When a photo turned up a week and a half ago of New York Congressman Chris Lee shirtless, flexing and hoping to seduce a random woman he'd just met on Craigslist, there was no question what it meant, and in a matter of hours the newly minted and very much married House Rep resigned from his office. This photo of Oregon Congressman David Wu in a fuzzy tiger suit, however, is not quite as easily explained.
U.S. Rep. David Wu's behavior grew so erratic in the final weeks before his re-election last November that the Oregon Democrat's closest political advisers staged two of what some of them termed "interventions" to urge him to seek psychiatric help, WW has learned.
The paper details a series of bizarre e-mails sent from Wu's federally issued BlackBerry and a pair of strange incidents on last year's campaign trail that drove several of his staffers to flee en masse after the election.
Willamette Week also offers this caveat:
The e-mails do not offer a definitive account of why Wu's aides fled the congressman's office in significant numbers just after his sixth successful re-election campaign. They do reveal that Wu's staffers apparently had confronted the congressman about his drinking. They also suggest Wu faced accusations of harassment from his employees--and that Wu wasn't eager to listen to any of the advice.
The weird e-mails were sent in the early morning hours of Oct. 30. The first one was sent to a female staffer at 1:03 a.m. and contained no text, only the tiger suit photo.
Here it is, a bit larger:
Shortly after that a message with with subject line "not funny" appeared in the in-boxes of several Wu staffers. It appeared to have been written by Wu's middle-school-aged daughter (as it had her name at the end and was written somewhat childishly). Some staffers, however, have suggested it was written by Wu pretending to be his daughter.
"You're the best, but my Dad made me say that, even though you threatened to shut down his campaign."
A little later another e-mail was sent to two female staffers with a similar "You're the best" message, this one signed by Wu's young son. It also apparently had a different photo (thus far unpublished) of Wu in the tiger suit, now sprawled face down on a bed with his son above him putting his hands on his dad's shoulders.
The third e-mail was sent at 1:38 a.m. and had the subject line "wasted."
It was also signed by Wu's young son, saying:

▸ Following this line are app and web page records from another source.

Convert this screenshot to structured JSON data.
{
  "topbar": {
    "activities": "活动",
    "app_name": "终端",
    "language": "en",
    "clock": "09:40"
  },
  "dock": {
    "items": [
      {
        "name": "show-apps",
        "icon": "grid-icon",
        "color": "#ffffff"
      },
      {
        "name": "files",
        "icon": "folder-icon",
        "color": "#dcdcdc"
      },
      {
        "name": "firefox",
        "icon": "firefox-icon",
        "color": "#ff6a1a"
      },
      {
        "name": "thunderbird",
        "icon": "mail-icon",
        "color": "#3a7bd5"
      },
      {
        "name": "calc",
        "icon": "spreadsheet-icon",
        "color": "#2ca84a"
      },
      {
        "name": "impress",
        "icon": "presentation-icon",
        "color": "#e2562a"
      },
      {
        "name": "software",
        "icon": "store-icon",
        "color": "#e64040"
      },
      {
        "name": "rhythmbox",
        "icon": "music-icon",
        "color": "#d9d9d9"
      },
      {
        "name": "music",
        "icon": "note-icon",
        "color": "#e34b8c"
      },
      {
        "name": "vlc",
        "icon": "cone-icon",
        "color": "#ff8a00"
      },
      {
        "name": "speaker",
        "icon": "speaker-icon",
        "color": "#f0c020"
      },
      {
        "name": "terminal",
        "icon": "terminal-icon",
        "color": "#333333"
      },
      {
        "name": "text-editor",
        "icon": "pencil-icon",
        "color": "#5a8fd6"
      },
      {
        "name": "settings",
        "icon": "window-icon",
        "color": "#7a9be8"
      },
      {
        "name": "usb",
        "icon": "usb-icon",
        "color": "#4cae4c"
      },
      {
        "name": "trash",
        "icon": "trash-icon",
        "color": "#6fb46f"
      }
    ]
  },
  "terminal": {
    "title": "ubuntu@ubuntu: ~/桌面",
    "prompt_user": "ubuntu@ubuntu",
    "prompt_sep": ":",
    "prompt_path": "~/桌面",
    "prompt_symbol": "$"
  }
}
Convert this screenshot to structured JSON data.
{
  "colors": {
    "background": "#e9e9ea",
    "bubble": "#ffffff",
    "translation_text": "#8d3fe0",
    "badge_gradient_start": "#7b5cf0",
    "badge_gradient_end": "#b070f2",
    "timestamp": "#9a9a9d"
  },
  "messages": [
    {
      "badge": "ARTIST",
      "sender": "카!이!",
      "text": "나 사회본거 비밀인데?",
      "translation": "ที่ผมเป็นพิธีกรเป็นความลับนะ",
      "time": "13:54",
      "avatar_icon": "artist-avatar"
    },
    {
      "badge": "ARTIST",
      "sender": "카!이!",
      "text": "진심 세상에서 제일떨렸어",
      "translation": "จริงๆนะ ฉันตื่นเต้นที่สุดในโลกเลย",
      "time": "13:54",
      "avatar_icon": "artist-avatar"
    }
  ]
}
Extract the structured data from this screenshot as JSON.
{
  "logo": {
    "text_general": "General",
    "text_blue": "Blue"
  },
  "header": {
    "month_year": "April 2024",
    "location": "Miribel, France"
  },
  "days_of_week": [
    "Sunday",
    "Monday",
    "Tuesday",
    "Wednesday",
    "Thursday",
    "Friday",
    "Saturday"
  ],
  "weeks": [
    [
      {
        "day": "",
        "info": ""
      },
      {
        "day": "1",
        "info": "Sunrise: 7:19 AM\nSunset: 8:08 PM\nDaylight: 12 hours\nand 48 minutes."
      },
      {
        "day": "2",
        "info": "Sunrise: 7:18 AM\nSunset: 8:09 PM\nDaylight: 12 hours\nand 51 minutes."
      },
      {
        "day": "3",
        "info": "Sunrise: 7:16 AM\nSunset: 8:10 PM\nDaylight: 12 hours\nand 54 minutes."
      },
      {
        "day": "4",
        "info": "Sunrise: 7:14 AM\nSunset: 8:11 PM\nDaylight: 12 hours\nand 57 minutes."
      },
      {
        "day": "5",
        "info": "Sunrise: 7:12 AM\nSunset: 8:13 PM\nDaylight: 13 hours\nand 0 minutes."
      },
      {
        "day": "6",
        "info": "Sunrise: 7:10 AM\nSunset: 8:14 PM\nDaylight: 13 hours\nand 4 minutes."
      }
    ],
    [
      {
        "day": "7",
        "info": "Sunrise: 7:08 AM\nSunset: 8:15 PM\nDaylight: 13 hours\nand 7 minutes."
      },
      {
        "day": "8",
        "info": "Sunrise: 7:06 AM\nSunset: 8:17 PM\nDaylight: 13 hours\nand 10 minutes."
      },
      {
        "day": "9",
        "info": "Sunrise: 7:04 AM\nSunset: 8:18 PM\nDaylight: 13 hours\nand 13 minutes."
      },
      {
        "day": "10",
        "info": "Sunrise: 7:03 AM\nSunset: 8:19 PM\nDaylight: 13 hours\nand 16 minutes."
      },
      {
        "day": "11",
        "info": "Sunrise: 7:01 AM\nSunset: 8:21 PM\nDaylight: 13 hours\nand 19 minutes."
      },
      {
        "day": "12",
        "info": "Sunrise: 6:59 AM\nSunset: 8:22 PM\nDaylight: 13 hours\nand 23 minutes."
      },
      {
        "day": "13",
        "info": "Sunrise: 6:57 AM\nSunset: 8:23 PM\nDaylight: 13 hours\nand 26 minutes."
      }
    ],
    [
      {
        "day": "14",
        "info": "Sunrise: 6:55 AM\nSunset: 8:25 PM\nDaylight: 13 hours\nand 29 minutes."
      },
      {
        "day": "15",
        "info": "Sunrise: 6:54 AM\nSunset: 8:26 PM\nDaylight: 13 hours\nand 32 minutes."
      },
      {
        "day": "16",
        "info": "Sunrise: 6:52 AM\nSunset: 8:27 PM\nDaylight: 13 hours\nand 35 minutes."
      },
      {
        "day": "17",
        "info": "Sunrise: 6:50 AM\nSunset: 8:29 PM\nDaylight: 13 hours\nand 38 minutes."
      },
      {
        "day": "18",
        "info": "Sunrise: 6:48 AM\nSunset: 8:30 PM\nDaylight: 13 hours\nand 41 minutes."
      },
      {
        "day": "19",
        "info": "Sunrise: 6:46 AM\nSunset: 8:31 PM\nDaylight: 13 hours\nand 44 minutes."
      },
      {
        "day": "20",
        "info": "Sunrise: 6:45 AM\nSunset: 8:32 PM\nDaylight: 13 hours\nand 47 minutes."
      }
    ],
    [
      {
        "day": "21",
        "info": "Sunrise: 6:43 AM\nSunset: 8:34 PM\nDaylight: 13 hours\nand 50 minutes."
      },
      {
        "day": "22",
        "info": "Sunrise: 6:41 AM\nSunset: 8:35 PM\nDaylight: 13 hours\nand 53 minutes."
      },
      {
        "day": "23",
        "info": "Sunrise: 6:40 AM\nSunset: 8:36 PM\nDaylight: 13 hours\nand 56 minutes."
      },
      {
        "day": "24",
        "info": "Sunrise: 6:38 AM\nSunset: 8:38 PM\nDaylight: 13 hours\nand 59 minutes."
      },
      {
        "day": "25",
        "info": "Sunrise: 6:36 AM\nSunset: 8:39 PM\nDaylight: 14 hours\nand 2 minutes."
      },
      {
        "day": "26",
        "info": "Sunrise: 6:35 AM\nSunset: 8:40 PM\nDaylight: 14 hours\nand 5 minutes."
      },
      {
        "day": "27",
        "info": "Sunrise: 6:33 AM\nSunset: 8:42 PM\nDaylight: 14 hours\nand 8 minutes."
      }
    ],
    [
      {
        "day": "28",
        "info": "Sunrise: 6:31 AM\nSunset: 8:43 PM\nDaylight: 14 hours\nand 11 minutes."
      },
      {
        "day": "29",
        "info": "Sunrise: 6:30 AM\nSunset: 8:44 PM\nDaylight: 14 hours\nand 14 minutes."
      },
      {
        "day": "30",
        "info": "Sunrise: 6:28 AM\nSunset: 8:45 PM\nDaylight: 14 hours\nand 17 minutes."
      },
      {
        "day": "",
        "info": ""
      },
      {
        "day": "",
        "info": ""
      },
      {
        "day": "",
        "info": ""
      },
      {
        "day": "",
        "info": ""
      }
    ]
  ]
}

"My Dad said you said he was wasted Wednesday night after just three sips of wine. It's just that he hasn't had a drink since July 1. Cut him some slack, man. What he does when he's wasted is send emails, not harass people he works with. He works SO hard for you . . . Cut the dude some slack, man. Just kidding."
Another e-mail was sent to staffers a few minutes later, which referenced Wu's divorce from his wife in 2009 and said:
"My Dad says you're the best because not even my Mom put up with him. We think you're cool."
Willamette Week is not the only publication that has pointed out Wu's strange behavior and the staff exodus it's brought on. The Oregonian published a detailed account of incidents (not including any donning of a tiger suit) in January.
Besides the e-mails, Wu raised eyebrows when he angrily bashed his opponent Rob Cornilles last year for being a "telemarketer" and "stingy with tips" as well as lashed out at the local media. He also showed up at the Portland airport and convinced a TSA agent to let him pass through security and go to a United Airlines gate where he petitioned exiting passengers to vote for him (the TSA agent was later "retrained" for allowing Wu to break the rules.
That's not to mention the 2007 speech on the House floor in which he warned of "Klingons in the White House."
Wu's spokesman has explained the tiger suit get-up as "David Wu joshing around with his kids the day before Halloween."
It's a reasonable explanation. But Wu's weirdness has been enough to scare off nearly his entire staff of political advisers, which would suggest that "joshing around with his kids" is not what people close to the congressman are worried about.
In any case, Wu (unlike Chris "Fit, Fun, Classy" Lee) seems to have no intention of hastily resigning--in fact he's refusing to answer anything to do with the photos besides sending out a short statement through a spokesperson.
Willamette Week says it will publish more details on the story this week.
We're all dressing up as Pooh Bear for the occasion.